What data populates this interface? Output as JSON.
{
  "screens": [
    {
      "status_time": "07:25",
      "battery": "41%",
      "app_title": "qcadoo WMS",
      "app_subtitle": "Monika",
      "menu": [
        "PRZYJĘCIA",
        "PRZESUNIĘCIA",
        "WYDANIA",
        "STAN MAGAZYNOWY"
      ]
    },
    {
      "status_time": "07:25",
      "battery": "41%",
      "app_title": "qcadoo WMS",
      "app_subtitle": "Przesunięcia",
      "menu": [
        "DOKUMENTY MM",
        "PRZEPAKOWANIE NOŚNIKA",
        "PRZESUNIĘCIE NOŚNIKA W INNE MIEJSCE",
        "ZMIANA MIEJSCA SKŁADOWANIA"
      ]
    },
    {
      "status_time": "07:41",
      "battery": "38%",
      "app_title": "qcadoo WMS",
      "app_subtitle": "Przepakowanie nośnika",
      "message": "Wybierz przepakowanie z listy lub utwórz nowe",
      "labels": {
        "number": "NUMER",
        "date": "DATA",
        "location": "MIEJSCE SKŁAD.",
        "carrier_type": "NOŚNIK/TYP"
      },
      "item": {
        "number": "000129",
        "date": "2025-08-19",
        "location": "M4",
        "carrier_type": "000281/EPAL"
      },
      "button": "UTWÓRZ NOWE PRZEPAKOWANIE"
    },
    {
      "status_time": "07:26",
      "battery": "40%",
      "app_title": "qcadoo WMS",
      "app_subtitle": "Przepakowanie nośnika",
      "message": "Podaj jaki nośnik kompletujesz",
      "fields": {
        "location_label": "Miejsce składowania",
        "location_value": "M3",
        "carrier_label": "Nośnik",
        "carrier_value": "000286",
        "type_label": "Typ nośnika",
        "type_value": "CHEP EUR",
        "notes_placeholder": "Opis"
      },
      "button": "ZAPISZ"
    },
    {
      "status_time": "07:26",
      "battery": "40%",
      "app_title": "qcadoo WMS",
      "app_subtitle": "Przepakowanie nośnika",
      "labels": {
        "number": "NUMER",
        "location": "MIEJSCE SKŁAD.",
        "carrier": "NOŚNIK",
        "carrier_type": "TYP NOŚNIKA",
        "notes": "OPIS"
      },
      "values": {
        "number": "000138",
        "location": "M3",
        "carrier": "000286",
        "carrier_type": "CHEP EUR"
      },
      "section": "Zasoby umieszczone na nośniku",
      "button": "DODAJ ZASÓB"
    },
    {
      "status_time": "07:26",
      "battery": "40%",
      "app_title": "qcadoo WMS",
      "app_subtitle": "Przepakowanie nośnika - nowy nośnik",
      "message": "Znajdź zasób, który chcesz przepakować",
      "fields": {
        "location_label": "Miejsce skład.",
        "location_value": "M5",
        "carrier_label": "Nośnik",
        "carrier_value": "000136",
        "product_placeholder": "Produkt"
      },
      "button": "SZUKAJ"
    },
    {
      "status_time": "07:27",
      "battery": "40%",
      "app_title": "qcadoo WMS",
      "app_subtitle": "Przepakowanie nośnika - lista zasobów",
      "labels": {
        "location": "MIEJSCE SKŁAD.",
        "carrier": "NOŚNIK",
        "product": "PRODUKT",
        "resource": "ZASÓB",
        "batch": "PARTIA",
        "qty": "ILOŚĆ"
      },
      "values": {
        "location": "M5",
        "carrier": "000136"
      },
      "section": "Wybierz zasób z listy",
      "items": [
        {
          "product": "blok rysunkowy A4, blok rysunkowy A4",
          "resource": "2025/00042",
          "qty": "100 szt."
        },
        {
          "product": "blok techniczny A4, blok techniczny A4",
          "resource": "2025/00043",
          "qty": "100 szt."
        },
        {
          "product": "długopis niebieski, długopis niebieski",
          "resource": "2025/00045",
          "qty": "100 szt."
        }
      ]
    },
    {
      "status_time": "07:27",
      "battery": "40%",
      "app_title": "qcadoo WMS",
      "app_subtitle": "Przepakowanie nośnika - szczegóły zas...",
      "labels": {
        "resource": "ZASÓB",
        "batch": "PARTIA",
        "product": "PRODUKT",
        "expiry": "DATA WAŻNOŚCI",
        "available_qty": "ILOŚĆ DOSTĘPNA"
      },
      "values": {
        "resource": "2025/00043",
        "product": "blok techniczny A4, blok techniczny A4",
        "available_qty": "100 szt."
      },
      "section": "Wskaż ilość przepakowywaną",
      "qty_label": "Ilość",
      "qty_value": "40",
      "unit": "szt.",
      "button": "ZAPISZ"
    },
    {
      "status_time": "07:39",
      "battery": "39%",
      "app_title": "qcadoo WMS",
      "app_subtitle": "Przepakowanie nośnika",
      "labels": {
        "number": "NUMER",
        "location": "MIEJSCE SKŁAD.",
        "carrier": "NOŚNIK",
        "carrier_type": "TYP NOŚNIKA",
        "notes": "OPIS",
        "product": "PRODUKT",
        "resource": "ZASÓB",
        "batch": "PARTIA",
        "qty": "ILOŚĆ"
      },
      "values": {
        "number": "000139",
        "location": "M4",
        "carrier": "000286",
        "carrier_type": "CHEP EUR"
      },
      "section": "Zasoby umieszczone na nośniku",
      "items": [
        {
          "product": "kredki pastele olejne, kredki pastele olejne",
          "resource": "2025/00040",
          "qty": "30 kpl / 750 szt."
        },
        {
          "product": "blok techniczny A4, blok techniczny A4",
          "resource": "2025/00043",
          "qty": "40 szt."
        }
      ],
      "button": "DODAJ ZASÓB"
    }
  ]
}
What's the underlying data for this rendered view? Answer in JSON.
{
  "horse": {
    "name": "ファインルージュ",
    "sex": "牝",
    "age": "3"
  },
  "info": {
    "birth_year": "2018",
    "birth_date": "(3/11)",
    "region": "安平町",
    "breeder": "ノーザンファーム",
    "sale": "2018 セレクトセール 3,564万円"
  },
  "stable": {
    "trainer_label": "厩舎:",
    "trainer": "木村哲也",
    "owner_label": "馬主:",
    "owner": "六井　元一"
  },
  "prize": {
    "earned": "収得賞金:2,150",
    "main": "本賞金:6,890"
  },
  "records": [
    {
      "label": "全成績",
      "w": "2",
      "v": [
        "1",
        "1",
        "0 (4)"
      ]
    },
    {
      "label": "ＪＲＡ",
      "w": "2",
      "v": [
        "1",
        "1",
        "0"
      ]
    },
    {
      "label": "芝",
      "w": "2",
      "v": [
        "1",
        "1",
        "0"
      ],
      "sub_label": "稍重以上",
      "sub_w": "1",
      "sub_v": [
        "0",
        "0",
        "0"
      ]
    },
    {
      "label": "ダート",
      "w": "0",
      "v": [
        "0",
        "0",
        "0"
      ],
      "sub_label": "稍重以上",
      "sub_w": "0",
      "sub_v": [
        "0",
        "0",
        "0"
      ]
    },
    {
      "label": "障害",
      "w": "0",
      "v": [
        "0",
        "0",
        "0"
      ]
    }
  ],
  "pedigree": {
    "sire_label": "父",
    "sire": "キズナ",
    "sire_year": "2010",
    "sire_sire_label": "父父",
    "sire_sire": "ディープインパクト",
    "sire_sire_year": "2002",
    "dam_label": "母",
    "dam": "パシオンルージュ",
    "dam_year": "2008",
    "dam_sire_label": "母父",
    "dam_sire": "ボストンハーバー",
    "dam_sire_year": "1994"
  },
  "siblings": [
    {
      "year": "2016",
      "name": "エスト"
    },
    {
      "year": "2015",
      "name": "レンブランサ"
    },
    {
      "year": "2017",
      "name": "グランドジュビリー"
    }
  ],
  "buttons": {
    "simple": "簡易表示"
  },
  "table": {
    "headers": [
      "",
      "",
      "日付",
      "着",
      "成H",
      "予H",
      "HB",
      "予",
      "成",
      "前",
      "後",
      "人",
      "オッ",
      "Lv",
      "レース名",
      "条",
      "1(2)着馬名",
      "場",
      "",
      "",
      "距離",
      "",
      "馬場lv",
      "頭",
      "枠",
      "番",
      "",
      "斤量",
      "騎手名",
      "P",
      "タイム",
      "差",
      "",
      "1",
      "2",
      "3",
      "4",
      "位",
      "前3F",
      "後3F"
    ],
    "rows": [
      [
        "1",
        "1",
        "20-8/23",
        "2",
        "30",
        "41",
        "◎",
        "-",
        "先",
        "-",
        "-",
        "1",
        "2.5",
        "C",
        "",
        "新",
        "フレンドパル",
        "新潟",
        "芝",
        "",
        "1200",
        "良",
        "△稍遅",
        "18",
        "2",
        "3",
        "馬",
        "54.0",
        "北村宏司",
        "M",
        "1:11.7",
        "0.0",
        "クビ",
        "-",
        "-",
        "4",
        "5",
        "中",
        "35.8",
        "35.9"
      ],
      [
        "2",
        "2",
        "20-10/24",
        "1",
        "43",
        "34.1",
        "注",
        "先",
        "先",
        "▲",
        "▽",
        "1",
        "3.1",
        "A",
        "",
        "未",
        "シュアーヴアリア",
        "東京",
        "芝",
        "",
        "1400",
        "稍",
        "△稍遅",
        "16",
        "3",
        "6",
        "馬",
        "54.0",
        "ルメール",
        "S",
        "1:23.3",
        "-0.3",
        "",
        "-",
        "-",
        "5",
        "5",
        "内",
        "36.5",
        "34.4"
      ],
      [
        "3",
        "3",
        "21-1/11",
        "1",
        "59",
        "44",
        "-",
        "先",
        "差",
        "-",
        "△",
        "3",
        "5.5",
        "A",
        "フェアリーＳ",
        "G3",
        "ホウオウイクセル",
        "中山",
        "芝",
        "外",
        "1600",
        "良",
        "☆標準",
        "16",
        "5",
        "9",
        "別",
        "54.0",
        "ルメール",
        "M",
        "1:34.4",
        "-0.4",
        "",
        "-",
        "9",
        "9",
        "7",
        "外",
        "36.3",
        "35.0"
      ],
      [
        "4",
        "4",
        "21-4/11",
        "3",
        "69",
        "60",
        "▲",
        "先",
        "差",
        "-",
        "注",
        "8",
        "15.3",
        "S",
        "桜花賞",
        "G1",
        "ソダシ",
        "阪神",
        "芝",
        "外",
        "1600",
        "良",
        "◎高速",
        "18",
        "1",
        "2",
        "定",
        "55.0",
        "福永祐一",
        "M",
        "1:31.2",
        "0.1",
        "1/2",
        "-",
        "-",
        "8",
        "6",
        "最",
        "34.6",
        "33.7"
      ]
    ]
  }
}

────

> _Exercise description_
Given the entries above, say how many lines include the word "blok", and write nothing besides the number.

> _Task response_
4